The strictest form of imitation, in which two or more parts have the same melody but start at different points. 
Harmony is two or more pitches sounding together. 
Supports the melody line.
Consonant sound is harmonious sound that is easy on the western ear. 
Dissonant sound is created by a clash of discordant notes and is less pleasing to the western ear. 
Is a scale that consists of all 12 semitones. 
Refers to the major and minor scales used in western music. 
Is the main key quality of the music. Tonality is the pitch arrangement chosen by the composer, usually based on a scale or mode. 
Major Tonality
Has a maj 3rd and a maj 6th
Minor Tonality
Has a min 3rd and a min 6th
Scales on which modal tonality, the earliest documented scale system. 
Whole Tone Scale
A scale in which notes a separated by whole steps of equal intervals.  
Blues Scale
Is often heard in the genre of jazz music; the most common formula in the scale degree numbers is I, 3flat, 4, 5flat, 5natural, 7flat, and 8.
A device employed by composers that aims at a total alienation from any set scale or key centre. The result aurally is one of distortion and disorientation. 
Is the change of key in music. 
Perfect Cadence
A two chord movement that acts as punctuation in a musical phrase/section. The perfect cadence moves from chord V to chord I, like a full stop (finished).
Plagal Cadence
A two chord movement that acts as punctuation in a musical phrase/section. The plagal cadence moves from chord IV to chord I, like a full stop (finished).
Imperfect Cadence
A two chord movement that acts as punctuation in a musical phrase/section. The imperfect cadence moves from chord I or ii or IV or vi to chord V, like a comma (unfinished).
Interrupted Cadence
A two chord movement that acts as punctuation in a musical phrase/section. The interrupted cadence moves from chord V to chord VI, like a comma (unfinished).
A term used to describe the pitches of a chord as they are sung or played one after the other, rather than simultaneously.
Parallel Harmony
Harmonising the melodic line. 
Alberti bass harmony 
An oscillating pattern based on notes of a chord. 
Walking bass

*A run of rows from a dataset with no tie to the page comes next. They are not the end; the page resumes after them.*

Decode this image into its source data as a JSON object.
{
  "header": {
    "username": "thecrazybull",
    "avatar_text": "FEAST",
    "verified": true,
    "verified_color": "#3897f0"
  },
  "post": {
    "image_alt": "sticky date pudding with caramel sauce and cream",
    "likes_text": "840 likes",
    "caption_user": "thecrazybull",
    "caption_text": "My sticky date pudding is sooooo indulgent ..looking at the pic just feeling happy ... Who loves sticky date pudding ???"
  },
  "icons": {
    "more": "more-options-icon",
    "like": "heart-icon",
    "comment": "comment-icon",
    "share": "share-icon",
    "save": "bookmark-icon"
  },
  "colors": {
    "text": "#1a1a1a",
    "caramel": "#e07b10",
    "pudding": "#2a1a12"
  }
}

A bass line that moves steadily in a rhythm contrasting to that of the upper parts; in jazz, a walking bass usually moves by steps played on bass or piano, with each note usually having the duration of a quarter notes. 
A combination of three or more tones sounded simultaneously.
Is a chord with a simple structure of three notes.  
Tone cluster
The simultaneous sounding of two or more adjacent tones. 
One or more notes held throughout a piece or section of music. 
Pedal Point
A held or repeated note, usually in the bass. 
Inverted Pedal Point
A pedal point which sounds in an upper part instead of in the bass.
A note in one chord is held on into the next chord, to which it does not belong. 
Chord Progression
A series of related chords built on the 1st, 4th and 5th notes of a major or minor scale. Listen to a song using chords I (1), IV (4) and V (5). 
Rate of harmonic change
In some pieces, the chord changes quickly on every crotchet beat (for example, a Bach chorale) so we can say it has a fast rate of harmonic change. In other pieces, the same chord is used for a whole page of music, so we can say it has a slow rate of harmonic change.